Somalia is enduring its third consecutive poor rain season since late 2020 according to the latest Drought Bulletin issued by FAO’s Somalia Water and Land Information Management (FAO SWALIM) Unit in Mogadishu yesterday. The southern regions of Somalia are now enduring severe drought while the north-eastern regions of the country are facing a widespread moderate drought. If drought conditions are to worsen as expected in December 2021 and into the first quarter of 2022, it could lead to a similar situation witnessed in 2016/2017, FAO SWALIM said.
The impacts of climate change and variability in Somalia are major causes of the current climatic hazards that the country has faced over the last decade. “Climate change continues to induce recurrent droughts and erratic weather patterns resulting in widespread displacement, hunger, malnutrition and increased poverty. The negative rainfall anomalies, coupled with the outlook of depressed rainfalls in the country in November, indicate that they will not be enough to mitigate the drought conditions we’re witnessing,” said Ugo Leonardi, SWALIM Technical Adviser.
On the run from hunger as drought grips south, central Somalia
The severe drought conditions come at a time when an estimated 3.5 million Somalis already face acute food insecurity, and the number of severely malnourished children is also on the rise. The drought conditions triggered by failed rains have already destroyed crops and killed livestock. Farmers and herders are forced to walk increasingly long distances in search of pasture and water, and the drought has had a devastating impact on their lives and livelihoods. Some pastoral communities in Juba and Galmadug regions have already been displaced and are making their way to towns and IDP camps after losing most of their livestock.

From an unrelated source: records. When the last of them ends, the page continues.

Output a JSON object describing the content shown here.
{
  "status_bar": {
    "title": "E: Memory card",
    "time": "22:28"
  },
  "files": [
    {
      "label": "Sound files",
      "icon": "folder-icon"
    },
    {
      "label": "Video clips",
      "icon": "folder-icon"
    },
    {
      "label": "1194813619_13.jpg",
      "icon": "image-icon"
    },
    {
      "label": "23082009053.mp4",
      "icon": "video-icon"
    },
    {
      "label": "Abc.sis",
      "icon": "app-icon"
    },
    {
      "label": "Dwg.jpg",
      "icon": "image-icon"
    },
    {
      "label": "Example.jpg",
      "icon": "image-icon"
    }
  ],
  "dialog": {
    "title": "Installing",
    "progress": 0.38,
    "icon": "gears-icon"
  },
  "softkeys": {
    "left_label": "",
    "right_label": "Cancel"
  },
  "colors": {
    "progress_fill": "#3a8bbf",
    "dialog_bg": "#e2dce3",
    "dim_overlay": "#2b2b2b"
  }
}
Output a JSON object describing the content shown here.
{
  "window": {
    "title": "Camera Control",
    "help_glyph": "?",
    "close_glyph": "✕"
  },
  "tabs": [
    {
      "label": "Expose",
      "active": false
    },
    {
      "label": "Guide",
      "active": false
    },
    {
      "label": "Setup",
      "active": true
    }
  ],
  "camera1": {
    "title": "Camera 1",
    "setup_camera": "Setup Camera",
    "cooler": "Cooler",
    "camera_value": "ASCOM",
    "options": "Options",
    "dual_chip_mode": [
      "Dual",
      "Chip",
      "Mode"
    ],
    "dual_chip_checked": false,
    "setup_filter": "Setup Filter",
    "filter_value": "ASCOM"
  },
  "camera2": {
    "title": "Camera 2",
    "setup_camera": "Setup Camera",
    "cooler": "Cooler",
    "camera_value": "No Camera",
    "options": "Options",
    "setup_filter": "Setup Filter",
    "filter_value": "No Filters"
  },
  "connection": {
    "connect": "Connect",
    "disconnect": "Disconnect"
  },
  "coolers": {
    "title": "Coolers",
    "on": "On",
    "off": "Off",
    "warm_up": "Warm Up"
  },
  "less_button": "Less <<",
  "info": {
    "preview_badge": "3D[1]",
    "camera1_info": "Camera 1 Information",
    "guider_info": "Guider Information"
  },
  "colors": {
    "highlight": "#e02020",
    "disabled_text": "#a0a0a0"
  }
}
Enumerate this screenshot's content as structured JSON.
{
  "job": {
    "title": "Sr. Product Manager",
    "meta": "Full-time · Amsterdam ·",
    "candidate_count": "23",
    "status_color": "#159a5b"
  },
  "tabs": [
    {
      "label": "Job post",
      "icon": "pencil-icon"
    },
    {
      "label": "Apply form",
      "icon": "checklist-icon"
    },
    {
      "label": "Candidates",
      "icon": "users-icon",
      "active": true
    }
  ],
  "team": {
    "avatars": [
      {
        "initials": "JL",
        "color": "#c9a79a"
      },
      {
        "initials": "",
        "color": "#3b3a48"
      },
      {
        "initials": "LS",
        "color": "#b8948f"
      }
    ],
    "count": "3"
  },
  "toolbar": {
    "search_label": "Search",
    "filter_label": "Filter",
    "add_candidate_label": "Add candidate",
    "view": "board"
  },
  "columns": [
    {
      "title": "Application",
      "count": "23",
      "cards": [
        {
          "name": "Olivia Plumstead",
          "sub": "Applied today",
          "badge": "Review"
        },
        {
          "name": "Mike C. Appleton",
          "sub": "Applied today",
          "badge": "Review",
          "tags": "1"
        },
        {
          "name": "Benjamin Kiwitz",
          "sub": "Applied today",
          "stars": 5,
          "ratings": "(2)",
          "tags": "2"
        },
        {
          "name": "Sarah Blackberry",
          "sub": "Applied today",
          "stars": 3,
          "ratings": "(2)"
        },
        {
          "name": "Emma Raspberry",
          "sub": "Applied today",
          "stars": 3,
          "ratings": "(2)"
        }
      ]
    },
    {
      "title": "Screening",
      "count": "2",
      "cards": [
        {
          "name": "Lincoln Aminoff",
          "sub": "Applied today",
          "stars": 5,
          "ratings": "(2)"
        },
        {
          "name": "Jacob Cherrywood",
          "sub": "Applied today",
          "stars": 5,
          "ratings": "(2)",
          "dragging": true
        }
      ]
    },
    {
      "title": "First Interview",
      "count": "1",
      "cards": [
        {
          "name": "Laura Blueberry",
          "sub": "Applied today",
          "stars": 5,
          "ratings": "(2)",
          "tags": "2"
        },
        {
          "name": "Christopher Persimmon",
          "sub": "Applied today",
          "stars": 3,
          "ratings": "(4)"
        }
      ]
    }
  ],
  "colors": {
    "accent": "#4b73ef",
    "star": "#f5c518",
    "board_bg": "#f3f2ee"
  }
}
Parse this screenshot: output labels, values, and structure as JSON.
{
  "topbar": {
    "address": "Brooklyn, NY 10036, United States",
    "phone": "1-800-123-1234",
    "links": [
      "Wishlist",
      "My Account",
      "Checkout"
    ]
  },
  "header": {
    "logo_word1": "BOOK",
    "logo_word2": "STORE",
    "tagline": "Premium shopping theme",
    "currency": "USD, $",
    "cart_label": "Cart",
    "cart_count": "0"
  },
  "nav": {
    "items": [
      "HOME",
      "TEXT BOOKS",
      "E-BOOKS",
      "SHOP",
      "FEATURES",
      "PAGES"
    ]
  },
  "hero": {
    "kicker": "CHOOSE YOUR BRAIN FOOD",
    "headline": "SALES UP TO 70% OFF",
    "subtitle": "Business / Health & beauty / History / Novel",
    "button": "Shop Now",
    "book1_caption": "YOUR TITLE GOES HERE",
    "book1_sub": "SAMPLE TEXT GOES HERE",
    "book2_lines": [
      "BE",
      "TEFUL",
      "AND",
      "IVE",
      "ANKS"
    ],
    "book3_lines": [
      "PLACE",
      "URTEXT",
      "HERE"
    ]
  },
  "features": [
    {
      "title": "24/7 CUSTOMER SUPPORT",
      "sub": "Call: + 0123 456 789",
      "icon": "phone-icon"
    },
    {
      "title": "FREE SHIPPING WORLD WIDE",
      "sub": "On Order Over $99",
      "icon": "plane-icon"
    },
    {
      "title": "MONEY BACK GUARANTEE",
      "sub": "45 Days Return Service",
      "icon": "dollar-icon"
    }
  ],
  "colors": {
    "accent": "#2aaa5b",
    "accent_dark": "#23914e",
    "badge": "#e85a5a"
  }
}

In addition, the persistent drought conditions have contributed to rapidly declining household purchasing power. A situation that is worsening as international prices reached a ten year high in October with imported rice prices in northern and central Somalia up by 50 percent and the prices of maize and sorghum up 30-60 percent in southern markets due to low supply.
With current weather forecasts and persistent conflict present in parts of the country, food insecurity is projected to worsen significantly through May 2022, with many families expected to experience increased hunger and erosion of their capacity to cope with these multiple crises.
Doubling Down on Drought Response Efforts
Without urgent and scaled up support to the communities in these affected regions, the situation will likely deteriorate further in the first half of 2022. The increasing humanitarian needs are coming at the end of an already challenging year. Government, humanitarian and resource partners must step up to meet this latest challenge.
“The impact of the worsening drought on vulnerable rural populations is extremely worrying. Without rapid action by all actors, rural communities will face difficult choices in coming months as they become unable to feed their families,” said FAO Representative Etienne Peterschmitt. “in 2017 we were able to avert a devastating crisis in Somalia as a result of early action at scale thanks to substantial and timely commitments by resource partners. We must not forget these lessons now. It’s time again for the humanitarian community to double down on its response efforts to safeguard lives and livelihoods in Somalia,” he said.
FAO urgently requires USD2.35 million to protect pastoralist assets through livestock treatment for 15 million animals and USD1.8 million to meet the food needs of 12,500 rural households in southern Somalia.
FAO emergency response in Somalia saves lives and livelihoods by providing cash transfers to vulnerable rural households to meet immediate food needs, while providing critically needed supplementary livestock feed, water and treatment to pastoral communities. Additionally, the emergency response provides drought tolerant seed varieties and supplementary irrigation to protect the livelihood of rural farming households.